reversing switch or auto reverse module will eliminate the reverse loop problem
Reverse loop control using a Double Pole Double Throw (DPDT) switch
If you want to use a switch to allow a reverse loop to be used on your layout,
then you will need to use insulating fishplates or isolating tracks where the
track breaks are shown and double pole, double throw (DPDT) switches
to create a switchable isolated section as shown below
Note how the switch is wired with two wires connected to opposite "corners" of the switch. These must be insulated wires, they do not make a connection where they cross over.
The method of using a reverse loop is as follows:
1 Drive the train into the isolated section (assume forwards on the controller)
2 Stop the train
3 Operate the reversing switch
4 Throw the point the opposite way
5 Change the controllers power switch to reverse
6 Drive the loco out of the reversing section
For DCC users there are automatic reverse loop controllers available. These require no intervention by the user other than changing the point. There is no need to stop the train. The auto reverser takes care of switching the polarity. In use, you will probably not notice any slowing or jerkiness of the train.
Beware though that some DCC controllers (eg ESU Ecos and Bachmann Dynamis) have extremely fast safety cut outs that are not compatible with most auto reversers.
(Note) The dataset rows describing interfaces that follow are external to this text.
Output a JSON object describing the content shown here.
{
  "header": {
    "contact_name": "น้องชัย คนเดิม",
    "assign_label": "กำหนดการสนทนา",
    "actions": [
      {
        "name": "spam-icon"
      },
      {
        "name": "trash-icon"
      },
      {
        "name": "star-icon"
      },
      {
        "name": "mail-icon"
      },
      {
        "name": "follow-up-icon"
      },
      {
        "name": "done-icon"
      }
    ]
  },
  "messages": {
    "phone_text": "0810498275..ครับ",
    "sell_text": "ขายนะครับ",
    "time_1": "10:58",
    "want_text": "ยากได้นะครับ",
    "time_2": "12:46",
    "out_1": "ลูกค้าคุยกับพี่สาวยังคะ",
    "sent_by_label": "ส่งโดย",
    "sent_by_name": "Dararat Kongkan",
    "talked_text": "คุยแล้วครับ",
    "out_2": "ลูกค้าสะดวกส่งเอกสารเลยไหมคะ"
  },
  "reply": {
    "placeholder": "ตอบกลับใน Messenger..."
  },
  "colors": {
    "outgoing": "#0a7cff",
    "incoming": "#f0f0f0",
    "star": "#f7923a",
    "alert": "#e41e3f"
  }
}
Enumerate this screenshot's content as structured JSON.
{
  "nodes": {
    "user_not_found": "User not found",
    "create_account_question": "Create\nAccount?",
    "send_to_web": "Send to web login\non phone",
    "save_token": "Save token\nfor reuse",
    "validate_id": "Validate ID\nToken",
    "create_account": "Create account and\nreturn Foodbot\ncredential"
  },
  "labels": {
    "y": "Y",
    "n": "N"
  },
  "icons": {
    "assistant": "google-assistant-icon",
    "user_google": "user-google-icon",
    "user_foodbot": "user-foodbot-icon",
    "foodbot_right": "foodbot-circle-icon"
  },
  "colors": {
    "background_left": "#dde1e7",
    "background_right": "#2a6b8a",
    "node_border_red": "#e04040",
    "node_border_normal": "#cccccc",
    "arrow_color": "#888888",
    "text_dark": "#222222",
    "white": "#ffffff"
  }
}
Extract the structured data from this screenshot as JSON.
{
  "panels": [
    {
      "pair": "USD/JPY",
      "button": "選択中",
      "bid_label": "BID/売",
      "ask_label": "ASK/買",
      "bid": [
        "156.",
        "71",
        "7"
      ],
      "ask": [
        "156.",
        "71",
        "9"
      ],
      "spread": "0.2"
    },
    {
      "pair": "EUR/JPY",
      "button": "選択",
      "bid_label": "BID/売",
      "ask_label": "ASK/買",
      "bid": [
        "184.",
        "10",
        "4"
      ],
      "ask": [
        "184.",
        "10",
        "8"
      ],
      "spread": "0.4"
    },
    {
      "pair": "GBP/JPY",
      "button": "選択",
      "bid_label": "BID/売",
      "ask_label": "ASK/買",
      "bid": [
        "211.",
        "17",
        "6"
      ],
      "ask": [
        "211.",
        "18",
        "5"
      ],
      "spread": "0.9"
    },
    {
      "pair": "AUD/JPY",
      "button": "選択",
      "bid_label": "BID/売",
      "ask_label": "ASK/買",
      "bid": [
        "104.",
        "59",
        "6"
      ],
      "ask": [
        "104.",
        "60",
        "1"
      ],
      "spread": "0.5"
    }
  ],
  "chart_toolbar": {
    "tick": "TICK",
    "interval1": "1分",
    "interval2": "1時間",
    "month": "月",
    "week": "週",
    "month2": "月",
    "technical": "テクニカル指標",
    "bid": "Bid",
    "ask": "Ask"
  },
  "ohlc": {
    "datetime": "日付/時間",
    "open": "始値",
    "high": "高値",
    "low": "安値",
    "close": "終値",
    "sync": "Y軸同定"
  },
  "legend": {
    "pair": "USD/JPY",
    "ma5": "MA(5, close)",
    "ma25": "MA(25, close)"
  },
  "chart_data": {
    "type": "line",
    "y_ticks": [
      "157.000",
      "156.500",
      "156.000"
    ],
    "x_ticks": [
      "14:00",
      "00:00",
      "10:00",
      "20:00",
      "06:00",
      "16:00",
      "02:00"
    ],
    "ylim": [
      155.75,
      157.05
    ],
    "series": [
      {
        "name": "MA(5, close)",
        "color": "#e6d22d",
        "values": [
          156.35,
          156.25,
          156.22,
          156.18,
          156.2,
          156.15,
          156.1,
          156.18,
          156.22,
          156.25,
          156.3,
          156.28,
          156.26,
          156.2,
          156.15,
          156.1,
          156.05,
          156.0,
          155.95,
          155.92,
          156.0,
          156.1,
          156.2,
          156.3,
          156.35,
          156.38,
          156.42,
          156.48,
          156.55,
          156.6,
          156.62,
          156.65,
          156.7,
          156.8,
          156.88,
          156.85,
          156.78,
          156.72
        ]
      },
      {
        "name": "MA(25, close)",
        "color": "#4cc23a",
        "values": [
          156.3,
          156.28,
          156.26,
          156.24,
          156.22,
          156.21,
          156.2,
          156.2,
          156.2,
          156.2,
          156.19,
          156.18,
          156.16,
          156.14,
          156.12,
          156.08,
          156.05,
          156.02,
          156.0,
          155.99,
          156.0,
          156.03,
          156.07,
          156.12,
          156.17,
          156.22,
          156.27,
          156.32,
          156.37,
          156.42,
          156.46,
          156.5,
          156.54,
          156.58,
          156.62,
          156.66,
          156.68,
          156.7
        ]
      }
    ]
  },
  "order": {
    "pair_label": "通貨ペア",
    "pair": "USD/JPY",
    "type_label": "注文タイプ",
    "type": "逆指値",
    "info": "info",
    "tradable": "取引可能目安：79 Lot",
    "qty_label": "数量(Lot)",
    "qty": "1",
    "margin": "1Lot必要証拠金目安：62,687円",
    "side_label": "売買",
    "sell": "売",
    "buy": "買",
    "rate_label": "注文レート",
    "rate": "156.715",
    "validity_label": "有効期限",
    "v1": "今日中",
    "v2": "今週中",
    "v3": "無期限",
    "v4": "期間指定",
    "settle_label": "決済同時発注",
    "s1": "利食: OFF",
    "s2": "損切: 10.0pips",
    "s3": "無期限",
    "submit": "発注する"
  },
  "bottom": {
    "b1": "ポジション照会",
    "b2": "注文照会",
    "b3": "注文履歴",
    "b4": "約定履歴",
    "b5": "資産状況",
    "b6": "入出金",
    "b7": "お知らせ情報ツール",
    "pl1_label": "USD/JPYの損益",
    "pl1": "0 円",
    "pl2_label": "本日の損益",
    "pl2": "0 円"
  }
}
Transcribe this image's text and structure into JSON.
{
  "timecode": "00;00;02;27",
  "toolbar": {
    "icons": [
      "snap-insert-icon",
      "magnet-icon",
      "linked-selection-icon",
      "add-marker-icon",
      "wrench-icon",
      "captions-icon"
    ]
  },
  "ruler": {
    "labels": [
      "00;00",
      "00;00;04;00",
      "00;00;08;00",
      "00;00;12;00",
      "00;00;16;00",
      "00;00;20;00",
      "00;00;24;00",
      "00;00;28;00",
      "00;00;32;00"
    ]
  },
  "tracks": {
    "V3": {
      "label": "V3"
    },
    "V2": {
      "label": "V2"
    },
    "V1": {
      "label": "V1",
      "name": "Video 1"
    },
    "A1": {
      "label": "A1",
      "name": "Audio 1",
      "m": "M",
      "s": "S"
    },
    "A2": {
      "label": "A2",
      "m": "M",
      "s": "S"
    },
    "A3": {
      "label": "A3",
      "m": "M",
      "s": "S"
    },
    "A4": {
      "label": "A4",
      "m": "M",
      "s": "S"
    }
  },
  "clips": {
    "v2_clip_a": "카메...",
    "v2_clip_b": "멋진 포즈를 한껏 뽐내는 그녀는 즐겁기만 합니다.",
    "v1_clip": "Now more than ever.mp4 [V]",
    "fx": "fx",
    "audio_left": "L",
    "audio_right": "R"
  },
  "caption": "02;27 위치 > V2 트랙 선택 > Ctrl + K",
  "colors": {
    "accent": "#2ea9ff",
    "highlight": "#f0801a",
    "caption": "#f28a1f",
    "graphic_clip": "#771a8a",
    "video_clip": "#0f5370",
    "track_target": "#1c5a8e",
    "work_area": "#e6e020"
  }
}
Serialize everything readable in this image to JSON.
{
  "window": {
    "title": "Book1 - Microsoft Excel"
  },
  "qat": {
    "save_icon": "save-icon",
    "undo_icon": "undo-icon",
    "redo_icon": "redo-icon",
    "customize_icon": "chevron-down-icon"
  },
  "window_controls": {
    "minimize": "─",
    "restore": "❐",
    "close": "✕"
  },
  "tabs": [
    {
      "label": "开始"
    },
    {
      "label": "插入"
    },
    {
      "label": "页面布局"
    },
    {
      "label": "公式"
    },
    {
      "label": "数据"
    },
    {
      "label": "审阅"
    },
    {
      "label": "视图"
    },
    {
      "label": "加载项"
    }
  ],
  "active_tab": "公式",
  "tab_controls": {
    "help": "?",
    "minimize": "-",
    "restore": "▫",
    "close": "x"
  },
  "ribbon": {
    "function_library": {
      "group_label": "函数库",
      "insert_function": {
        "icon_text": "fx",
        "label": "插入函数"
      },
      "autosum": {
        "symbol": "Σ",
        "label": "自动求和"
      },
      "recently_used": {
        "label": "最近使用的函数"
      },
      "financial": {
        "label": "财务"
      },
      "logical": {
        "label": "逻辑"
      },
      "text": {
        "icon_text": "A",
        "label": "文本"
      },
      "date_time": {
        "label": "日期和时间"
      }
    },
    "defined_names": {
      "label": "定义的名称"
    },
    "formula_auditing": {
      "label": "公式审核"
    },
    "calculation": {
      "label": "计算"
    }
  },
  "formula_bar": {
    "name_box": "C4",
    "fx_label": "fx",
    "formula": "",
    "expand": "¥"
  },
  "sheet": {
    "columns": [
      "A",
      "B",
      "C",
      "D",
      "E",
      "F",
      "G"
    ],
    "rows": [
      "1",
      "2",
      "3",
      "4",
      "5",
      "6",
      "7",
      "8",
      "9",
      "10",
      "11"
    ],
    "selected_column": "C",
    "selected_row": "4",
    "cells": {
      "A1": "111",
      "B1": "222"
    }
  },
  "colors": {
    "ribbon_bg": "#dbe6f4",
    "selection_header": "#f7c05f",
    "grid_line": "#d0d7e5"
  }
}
The PSX-AR auto reverser is said to work with these two controllers (and all other controllers). It is a solid state unit that does not rely on relays for switching and is therefore extremely quick in operation.
Reverse loop control using a Hornby lever switch and isolating tracks.
In my opinion, a very expensive way of doing it.
This method will only work with insulated frog points
Wiring for a "Wye" or turning triangleThis circuit is for dead frog (Insulfrog) points only
The track at "C" is designed as a dead end. If it is not a dead end and connects back to the main track, another pair of insulated rail joiners (IRJs) must me used. In this case, the length from "A" to the IRJs beyond "C" must be at least as long as the train including wagons/coaches. The same applies for the distance from "B" to the IRJs beyond "C".
It is possible to use a Peco PL-15 twin microswitch attached to the point above "C" instead of the DPDT (Double Pole Double Throw) switch.
Automatic reverse units (AKA Auto Reverse Modules - ARM) are available for DCC operated layouts and would be wired in the same as the DPDT switch. Unfortunately these do not work on dc controlled layouts.This circuit is for LIVE frog (Electrofrog) points